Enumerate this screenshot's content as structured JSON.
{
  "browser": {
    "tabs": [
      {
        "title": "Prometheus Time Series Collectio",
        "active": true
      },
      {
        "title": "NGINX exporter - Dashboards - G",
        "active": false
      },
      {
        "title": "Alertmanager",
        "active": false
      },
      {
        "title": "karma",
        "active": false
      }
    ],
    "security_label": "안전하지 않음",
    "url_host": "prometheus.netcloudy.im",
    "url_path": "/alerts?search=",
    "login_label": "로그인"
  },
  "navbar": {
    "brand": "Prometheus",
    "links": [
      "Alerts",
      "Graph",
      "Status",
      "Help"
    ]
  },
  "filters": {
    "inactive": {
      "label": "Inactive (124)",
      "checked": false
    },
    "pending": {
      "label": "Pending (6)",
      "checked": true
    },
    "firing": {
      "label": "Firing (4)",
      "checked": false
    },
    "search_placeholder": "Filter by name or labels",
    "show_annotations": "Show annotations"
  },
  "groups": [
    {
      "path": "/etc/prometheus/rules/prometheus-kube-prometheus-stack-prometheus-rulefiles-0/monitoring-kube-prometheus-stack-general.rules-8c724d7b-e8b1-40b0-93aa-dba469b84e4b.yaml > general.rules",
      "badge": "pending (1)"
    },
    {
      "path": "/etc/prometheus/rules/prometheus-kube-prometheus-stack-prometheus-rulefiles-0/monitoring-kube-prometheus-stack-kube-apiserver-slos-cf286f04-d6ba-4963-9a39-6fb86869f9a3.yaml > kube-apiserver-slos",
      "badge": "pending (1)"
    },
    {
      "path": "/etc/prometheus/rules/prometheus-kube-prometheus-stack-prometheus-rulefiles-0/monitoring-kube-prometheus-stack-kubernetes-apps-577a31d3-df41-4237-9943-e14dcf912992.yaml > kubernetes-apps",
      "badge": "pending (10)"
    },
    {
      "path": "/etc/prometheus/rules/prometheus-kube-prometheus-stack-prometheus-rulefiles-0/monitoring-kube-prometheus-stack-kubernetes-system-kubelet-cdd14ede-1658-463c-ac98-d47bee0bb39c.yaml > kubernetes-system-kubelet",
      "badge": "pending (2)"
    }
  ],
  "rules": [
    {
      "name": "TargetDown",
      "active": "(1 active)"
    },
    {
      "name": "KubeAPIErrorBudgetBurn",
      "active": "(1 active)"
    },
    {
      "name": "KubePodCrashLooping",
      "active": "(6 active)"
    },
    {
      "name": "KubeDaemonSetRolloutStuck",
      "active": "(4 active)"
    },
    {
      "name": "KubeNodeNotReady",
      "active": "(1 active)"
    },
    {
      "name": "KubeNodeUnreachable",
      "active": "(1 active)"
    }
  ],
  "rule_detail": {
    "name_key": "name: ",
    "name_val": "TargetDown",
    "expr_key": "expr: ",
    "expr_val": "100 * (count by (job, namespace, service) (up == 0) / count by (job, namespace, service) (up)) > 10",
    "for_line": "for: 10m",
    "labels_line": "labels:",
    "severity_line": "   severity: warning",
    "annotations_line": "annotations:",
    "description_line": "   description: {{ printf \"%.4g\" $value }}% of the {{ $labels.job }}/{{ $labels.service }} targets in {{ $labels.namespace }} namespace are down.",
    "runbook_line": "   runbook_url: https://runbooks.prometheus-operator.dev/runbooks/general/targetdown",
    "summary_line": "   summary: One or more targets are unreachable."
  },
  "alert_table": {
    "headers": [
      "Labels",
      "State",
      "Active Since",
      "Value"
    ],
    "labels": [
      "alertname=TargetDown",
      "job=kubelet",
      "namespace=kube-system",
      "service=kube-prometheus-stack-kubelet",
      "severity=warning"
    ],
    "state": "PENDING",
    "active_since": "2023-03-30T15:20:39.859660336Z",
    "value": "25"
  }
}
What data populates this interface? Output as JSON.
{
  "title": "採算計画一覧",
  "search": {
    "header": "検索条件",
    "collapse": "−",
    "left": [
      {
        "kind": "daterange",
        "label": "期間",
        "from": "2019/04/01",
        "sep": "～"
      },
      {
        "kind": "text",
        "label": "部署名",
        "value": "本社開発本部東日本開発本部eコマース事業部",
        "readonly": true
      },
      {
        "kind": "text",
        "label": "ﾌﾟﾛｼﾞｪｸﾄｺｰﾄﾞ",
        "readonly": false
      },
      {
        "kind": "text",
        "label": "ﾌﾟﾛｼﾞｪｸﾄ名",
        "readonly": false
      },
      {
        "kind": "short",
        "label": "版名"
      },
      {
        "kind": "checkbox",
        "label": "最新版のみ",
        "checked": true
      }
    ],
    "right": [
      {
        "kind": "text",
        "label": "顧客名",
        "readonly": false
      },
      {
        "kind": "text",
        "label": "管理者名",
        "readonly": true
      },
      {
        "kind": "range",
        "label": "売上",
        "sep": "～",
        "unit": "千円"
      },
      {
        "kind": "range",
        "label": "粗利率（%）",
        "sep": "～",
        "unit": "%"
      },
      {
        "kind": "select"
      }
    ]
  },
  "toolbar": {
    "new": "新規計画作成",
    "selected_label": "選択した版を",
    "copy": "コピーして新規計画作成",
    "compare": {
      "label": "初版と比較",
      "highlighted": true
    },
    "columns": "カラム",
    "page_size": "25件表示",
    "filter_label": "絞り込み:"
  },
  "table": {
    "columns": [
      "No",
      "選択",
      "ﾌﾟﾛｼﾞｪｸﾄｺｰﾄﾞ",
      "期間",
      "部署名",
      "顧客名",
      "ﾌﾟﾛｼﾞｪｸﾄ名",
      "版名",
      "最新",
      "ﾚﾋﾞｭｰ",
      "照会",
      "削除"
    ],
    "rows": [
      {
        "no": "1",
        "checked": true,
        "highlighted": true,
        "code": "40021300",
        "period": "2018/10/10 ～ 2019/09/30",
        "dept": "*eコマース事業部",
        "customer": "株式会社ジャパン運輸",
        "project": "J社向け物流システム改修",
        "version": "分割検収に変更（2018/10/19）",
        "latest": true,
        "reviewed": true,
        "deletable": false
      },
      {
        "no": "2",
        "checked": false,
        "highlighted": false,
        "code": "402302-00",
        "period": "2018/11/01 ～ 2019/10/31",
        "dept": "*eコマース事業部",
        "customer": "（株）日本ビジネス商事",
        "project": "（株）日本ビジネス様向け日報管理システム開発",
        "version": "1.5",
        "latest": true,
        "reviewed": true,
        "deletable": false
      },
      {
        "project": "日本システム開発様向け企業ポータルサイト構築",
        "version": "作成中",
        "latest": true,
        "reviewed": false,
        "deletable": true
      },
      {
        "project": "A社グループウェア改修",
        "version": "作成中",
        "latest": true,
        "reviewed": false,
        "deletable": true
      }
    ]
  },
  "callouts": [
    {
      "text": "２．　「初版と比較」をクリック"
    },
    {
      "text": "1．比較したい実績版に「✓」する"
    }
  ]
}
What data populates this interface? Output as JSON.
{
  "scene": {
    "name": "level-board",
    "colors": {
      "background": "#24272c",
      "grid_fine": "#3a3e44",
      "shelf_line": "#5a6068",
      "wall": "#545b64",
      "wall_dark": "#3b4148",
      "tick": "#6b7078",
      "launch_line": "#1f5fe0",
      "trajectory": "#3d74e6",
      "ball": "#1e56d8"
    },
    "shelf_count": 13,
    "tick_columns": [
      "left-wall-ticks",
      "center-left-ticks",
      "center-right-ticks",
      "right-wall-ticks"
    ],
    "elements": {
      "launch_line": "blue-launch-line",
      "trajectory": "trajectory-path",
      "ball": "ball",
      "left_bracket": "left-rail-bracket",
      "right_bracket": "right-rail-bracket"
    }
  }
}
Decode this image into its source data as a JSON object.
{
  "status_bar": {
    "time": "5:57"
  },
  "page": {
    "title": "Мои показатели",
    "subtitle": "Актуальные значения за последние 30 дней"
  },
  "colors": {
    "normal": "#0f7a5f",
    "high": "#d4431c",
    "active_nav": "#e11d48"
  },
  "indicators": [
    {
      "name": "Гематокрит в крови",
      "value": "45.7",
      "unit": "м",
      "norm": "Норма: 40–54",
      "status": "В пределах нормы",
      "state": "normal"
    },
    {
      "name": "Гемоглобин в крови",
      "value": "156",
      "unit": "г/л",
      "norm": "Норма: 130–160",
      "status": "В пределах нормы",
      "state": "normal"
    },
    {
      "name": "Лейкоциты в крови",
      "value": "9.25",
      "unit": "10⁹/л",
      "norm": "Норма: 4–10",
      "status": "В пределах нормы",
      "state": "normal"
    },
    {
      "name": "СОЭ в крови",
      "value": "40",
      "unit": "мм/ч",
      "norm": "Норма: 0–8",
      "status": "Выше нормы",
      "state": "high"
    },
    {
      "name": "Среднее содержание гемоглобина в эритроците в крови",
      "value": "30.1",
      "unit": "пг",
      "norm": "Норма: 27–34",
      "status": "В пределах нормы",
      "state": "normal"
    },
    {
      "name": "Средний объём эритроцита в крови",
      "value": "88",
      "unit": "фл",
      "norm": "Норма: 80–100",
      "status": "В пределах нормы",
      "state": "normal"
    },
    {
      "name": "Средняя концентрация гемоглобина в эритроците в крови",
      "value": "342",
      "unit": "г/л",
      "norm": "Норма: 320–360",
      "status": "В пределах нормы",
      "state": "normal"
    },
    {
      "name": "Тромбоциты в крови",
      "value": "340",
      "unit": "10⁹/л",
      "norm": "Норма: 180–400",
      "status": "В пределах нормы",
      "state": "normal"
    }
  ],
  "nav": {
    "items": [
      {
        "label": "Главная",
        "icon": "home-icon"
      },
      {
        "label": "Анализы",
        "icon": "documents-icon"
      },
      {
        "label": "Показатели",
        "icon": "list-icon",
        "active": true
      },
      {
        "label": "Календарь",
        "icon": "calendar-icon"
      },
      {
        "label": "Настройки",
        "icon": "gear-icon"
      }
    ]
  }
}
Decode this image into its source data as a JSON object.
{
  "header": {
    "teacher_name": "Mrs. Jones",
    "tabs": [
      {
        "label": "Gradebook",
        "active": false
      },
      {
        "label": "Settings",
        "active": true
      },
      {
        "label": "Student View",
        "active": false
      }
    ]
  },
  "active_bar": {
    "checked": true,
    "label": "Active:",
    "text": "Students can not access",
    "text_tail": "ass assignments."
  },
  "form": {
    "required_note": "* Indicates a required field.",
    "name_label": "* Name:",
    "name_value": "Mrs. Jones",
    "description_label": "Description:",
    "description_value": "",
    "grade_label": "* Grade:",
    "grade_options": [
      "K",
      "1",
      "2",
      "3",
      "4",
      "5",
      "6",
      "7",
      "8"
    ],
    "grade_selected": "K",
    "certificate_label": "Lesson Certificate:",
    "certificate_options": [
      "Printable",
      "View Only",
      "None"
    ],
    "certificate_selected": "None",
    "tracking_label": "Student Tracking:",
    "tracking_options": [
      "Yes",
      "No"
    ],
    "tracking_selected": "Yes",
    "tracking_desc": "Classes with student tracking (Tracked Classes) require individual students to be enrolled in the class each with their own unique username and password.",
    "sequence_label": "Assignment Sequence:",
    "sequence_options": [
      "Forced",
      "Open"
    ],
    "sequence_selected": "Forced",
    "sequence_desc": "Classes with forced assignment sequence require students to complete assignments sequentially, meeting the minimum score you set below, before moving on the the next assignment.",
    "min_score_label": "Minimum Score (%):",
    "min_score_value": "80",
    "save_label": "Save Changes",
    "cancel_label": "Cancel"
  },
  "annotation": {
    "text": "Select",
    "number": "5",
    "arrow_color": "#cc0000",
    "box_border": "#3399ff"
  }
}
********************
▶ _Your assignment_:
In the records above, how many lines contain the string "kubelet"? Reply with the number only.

▶ _The completed task_:
3